Healing From Emotional Parentification
If you have been emotionally parentified, there is one thing you should know without a doubt:
You are not responsible for your parents’ feelings
This is not an easy thing to shake, especially if you have spent a lifetime feeling this way. First and foremost, it is SO important to have compassion for yourself and also for your inner child.
Here are a few tips to begin the work. Please keep in mind that it won’t feel natural or easy right away- you are quite literally uprooting your most hardwired instincts to protect your parents’ needs and cast aside your own. A therapist can certainly help with this!
Share Your Story With Safe People
Feeling responsible for other people’s feelings can be an isolating experience. As therapists, we can tell you that you are certainly not alone. Many people will relate to your upbringing and be able to provide you with the emotional validation you may be craving.
Set Boundaries At Your Own Pace
Honour the fact that putting your relationship with your parents on a healthier track will not be easy (for you, or them). Putting in a multitude of hard boundaries right in the beginning can feel overwhelming and this will reduce your chances of actually sticking to them.
Start off small. For example, if your mom is feeling upset or wants to rant about an incident with your dad, encourage her to talk to her friend or directly to her husband.

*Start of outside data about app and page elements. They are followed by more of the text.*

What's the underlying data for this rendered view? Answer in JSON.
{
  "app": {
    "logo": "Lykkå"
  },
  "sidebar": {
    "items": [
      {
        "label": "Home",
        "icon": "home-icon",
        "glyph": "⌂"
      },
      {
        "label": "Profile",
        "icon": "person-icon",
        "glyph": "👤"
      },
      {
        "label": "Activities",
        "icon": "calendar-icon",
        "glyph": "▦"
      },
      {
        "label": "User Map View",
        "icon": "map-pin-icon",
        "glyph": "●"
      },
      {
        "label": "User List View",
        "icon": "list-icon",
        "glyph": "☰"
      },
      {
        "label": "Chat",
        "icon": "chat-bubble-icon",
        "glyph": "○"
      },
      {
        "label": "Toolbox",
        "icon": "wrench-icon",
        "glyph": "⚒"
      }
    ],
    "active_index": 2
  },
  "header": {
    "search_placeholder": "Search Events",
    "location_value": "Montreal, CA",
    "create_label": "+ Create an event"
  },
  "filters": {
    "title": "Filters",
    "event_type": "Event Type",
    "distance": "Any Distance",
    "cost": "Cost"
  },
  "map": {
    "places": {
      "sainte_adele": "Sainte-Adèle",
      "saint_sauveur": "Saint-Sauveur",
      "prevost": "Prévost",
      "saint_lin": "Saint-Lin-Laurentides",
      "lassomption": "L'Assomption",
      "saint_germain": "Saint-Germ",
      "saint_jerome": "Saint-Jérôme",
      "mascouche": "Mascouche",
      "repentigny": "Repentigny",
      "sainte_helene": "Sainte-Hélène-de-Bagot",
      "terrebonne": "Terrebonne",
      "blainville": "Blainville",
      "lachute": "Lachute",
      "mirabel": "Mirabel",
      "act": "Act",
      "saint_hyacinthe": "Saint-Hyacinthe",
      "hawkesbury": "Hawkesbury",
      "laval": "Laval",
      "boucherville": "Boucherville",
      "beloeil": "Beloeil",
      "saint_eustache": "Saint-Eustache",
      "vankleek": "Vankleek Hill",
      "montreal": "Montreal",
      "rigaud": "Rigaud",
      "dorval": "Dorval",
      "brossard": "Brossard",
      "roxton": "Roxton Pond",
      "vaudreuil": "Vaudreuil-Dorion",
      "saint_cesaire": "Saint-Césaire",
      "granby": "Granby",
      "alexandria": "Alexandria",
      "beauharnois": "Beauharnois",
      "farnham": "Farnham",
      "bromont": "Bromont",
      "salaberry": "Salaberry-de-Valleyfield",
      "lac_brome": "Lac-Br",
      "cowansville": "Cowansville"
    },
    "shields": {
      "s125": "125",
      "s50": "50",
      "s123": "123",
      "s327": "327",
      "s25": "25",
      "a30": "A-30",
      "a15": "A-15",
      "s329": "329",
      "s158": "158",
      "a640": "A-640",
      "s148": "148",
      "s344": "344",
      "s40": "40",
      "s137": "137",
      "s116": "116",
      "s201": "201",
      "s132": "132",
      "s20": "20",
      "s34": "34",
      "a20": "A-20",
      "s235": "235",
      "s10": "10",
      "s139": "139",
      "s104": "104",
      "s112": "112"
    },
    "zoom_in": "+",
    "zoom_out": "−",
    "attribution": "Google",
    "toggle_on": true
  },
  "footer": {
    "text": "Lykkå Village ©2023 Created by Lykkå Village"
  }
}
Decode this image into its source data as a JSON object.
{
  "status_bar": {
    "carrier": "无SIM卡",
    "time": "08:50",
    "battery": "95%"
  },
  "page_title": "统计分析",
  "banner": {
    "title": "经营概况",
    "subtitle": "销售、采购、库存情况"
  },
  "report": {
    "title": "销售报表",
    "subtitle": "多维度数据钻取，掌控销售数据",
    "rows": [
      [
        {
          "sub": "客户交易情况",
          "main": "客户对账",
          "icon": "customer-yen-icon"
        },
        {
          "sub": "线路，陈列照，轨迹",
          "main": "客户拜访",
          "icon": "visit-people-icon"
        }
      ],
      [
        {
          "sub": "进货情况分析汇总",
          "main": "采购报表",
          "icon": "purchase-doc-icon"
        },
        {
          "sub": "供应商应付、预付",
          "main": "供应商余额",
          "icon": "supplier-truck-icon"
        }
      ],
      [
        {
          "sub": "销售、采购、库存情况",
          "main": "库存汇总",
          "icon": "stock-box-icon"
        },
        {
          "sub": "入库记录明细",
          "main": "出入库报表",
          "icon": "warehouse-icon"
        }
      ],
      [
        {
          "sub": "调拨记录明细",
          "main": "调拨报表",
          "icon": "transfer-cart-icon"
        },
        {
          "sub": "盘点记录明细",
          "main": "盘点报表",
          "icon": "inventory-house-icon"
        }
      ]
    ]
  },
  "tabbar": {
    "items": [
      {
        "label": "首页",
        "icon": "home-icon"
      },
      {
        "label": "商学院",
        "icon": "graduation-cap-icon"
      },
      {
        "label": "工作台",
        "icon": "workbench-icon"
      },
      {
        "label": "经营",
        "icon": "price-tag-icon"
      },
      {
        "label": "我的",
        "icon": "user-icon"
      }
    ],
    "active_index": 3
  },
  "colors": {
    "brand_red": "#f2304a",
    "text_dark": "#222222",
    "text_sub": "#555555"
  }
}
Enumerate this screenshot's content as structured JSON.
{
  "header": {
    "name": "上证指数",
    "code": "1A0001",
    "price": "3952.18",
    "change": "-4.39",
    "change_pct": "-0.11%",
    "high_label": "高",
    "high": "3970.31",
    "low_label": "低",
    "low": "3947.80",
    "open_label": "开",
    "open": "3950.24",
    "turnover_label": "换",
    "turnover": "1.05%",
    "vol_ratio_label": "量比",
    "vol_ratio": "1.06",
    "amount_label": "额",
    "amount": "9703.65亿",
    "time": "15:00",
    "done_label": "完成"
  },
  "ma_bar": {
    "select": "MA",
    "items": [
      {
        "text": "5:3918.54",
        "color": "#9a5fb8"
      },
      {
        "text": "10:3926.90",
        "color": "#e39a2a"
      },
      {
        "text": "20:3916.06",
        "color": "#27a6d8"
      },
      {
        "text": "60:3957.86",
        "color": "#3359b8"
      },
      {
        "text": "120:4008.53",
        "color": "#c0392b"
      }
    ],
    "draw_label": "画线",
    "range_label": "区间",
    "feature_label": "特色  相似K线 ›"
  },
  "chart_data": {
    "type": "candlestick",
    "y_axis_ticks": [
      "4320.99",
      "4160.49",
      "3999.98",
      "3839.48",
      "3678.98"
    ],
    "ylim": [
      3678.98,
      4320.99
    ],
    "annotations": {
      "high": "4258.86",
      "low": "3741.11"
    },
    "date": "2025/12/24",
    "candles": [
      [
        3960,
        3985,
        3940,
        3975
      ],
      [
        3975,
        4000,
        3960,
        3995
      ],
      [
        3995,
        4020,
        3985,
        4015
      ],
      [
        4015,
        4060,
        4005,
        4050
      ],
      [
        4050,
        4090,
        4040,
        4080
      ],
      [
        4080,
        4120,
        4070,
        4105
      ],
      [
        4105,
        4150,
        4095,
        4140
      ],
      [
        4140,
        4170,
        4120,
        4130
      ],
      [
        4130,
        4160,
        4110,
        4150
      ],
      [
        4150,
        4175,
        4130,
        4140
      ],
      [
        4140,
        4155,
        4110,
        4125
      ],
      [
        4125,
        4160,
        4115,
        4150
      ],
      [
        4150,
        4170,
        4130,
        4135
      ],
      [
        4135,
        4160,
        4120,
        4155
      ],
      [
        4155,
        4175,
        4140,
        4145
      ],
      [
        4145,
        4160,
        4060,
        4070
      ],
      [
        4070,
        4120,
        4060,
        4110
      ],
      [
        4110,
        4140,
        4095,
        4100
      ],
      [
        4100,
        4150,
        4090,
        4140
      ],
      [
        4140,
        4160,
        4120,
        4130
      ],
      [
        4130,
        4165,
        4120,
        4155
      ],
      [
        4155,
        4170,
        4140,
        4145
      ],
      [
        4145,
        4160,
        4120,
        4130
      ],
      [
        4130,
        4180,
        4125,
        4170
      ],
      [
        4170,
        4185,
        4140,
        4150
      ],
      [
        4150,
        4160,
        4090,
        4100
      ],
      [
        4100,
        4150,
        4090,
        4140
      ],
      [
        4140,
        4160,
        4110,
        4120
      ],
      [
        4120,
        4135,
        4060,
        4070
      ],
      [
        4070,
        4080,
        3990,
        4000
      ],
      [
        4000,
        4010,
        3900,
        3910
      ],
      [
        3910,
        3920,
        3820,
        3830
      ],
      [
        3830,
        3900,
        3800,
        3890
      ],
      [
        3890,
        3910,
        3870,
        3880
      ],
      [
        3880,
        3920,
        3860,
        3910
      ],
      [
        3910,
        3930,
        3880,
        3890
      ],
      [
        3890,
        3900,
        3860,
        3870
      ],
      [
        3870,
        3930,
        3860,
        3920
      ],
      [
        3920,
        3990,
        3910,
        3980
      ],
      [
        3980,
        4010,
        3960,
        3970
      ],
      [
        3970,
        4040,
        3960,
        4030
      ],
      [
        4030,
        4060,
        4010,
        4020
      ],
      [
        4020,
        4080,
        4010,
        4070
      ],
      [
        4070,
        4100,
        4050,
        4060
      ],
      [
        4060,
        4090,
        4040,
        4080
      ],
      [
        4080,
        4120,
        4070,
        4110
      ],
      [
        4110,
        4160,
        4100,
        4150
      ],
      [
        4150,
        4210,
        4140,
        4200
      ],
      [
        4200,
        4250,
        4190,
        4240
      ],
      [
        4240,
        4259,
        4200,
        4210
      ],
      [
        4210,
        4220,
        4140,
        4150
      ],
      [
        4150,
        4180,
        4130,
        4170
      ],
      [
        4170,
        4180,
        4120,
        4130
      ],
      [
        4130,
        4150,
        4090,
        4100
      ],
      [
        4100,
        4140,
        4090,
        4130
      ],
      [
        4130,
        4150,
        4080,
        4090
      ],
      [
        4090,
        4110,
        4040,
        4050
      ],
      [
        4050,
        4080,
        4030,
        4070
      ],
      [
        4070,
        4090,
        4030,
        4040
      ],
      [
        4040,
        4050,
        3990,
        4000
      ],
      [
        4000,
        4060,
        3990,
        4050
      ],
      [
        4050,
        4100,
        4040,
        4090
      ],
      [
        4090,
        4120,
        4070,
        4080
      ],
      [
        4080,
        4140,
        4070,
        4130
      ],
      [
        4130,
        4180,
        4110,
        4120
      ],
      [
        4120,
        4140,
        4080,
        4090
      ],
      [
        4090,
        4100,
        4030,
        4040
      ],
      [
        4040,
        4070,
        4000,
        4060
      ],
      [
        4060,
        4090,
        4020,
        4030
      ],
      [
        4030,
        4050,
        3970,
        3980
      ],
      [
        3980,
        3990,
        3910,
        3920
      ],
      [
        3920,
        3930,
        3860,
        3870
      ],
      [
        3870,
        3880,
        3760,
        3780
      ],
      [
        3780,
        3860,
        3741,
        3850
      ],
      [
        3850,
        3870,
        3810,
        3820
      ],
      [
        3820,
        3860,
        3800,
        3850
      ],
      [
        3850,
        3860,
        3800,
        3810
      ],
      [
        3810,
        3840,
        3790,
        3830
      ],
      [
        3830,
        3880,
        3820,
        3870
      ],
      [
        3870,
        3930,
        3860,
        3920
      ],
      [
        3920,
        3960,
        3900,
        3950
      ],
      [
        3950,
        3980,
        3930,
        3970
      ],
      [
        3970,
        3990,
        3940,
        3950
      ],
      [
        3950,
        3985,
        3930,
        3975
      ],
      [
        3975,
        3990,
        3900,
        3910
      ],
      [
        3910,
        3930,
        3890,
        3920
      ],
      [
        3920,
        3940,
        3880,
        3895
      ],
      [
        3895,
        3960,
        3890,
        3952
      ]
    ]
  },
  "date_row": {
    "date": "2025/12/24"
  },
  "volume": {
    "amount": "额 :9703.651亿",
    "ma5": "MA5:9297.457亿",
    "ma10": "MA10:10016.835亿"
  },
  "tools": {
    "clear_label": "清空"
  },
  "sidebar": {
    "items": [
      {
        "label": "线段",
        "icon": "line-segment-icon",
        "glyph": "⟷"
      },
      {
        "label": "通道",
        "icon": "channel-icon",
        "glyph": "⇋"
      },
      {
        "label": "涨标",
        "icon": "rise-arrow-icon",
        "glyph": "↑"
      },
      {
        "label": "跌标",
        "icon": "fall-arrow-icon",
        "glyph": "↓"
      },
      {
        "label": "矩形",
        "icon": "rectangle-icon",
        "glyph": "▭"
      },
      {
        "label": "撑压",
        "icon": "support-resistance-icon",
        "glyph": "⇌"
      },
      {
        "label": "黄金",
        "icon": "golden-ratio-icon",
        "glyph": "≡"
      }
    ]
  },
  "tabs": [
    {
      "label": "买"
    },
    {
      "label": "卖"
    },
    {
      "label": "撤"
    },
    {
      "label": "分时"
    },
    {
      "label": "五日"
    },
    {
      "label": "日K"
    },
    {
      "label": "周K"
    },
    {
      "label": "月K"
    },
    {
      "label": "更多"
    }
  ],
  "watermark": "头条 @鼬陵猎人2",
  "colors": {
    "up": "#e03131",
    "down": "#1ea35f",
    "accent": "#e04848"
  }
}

You may also want to say that we need to set aside a time to talk about what is on her mind because you cannot always make yourself available.
Learn to Rely On Others
If you were always the reliable one, it can be difficult to ask for help or even be vulnerable enough to admit you are struggling. Truly connecting with others usually requires some level of vulnerability, making it hard for you to form meaningful friendships and relationships.
Just because you have learned to take care of everyone else does not mean that you can’t be taken care of. Absolute self-reliance can be very lonely 🙁
Try reaching out for connection. For example, if you miss someone, ask them to grab a coffee. Or make a point to eat lunch with others whenever you can (even if it’s over Zoom).
Listen To Your Needs
When our needs are not being met, they make themselves known to us in a language we don’t always understand. Pay attention to how you feel when others rely on you. Do you feel bitter? Resentful? Trapped? Or ambivalent?
Feeling like this might indicate that you have your own emotional needs that are not being met. Perhaps you feel neglected and pouring into your parents’ cup is making you feel bitter.
Practice identifying the need behind strong emotional reactions. Without identifying your needs, you cannot learn to prioritize them.
Before You Go…
Sometimes it can feel jarring to see your own experiences captured and validated. It’s also important to acknowledge that this is a loaded topic and can be particularly difficult to learn about for parents.
The process of emotional parentification is rarely intentional. Most parents do not set out to manipulate their children into becoming a life-long crutch for their emotions. However, as we have mentioned in our piece on guilt culture, it is important to separate the intention from the impact of the action. Our intentions should never be used to deny the impact our actions had on other people.
If you are feeling triggered and raw after reading this post, please take care of yourself. Drink something warm, sway to some music, put on calming and relaxing rain sounds. Talk to someone who will listen to and validate your experiences.
You are certainly not alone in this journey of setting boundaries and figuring out how to navigate healthier relationships with parents and caregivers as an adult.
Until next time!
Mental Health Content Specialist
Hala Shamsi is a Social Worker and Mental Health Content Specialist at WellNest Psychotherapy Services. She is always deep in the middle of an internet spiral to bring you fresh insights into the world of mental wellness.
Is there a topic you want to see covered in this blog? Feel free to reach out at the email above to let her know!